Inclusive Trick or Treating Tips
Inclusive Trick or Treating Tips
As Halloween approaches, it’s time to plan out our ways to celebrate this spooky season! Costumes, fun snacks, ghostly decorations, and fun fall activities are the highlight of the season. Halloween itself takes a lot of preparation, between planning your night, finding a costume, buying candy, and everything else that goes into making Halloween fun! This Halloween season, we want to share 5 tips on how to make trick-or-treating inclusive for kids of ALL abilities!
Tips to Create an Inclusive Trick-Or-Treating Experience for All Kids
1. Hand Candy To Kids Instead of Having them Take It
Lending a helping hand can often make children feel safe and included. It’s important to be aware that not all children will be able to or comfortable with reaching into a basket of candy. In moments like these, it may be beneficial to hand them the candy or place it in their bag yourself! This can alleviate pressure from the child allowing them to focus more on their enjoyment of the holiday. Simple acts such as placing candy into a child’s bag can make a big difference in their Halloween experience!
2. Be Mindful of Quiet Kids
Be mindful that not every child is verbal. If a child does not say “trick-or-treat” or offer a thank you, it may be because they are non-verbal or have a disability that affects speech. Being understanding and considerate of all children can make all the difference.
3. Do Not Point Out a Lack of Costume
Costumes can be overwhelming, itchy or uncomfortable for many children. Some children may not be able to wear costumes or only be able to wear them for short periods of time due to sensory issues. Some children may not have costumes because their family could not afford them. All children deserve to be included, whether in full costume, partial costume or no costume. Offer them candy as well, and allow them to participate in other ways if possible
4. Consider Having Non-Food Items for Those With Allergies
Approximately 1 in every 13 children in the United States has a food allergy and many Halloween candies contain the most common allergens. Food allergies are dangerous and, in some cases, life-threatening. It may be helpful to have a few non-food items such as small toys for children who cannot eat certain candies due to allergies or dietary restrictions. Popular options include pencils, glow sticks, necklaces, stickers, balloons and bubbles. We highly recommend checking out the Teal Pumpkin Project to learn more about allergy friendly treats!

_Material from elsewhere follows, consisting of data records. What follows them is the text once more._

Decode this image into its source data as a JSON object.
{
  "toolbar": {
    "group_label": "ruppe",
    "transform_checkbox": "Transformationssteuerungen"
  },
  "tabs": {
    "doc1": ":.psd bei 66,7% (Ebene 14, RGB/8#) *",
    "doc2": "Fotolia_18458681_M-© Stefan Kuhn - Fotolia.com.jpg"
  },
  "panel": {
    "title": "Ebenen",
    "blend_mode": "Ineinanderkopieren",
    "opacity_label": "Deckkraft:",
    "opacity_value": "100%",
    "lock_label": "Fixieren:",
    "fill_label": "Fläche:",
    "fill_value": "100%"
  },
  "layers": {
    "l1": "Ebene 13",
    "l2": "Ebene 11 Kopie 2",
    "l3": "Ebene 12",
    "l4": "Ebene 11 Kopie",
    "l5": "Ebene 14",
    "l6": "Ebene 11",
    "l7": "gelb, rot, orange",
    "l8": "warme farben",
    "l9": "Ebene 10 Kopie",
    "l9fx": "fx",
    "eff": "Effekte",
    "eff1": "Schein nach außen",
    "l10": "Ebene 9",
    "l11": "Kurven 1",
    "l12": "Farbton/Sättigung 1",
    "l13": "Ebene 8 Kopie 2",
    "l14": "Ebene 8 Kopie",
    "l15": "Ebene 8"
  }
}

5. Avoid Decorations that are Startling or Loud
We know that many Halloween decorations are often loud and scary, however as you are preparing to decorate please take into consideration that some children are sensitive to loud noises. Try to make the location where treats are handed out, well-lit and free of sensory triggers such as strobe lights, loud music, motion triggered decorations and fog machines. We also recommend keeping pets indoors at all times. This will keep both your furry best friend safe, and create an environment of inclusion for all children.
Hopefully these tips will help you and your family to have a safe and spook-tacular Halloween!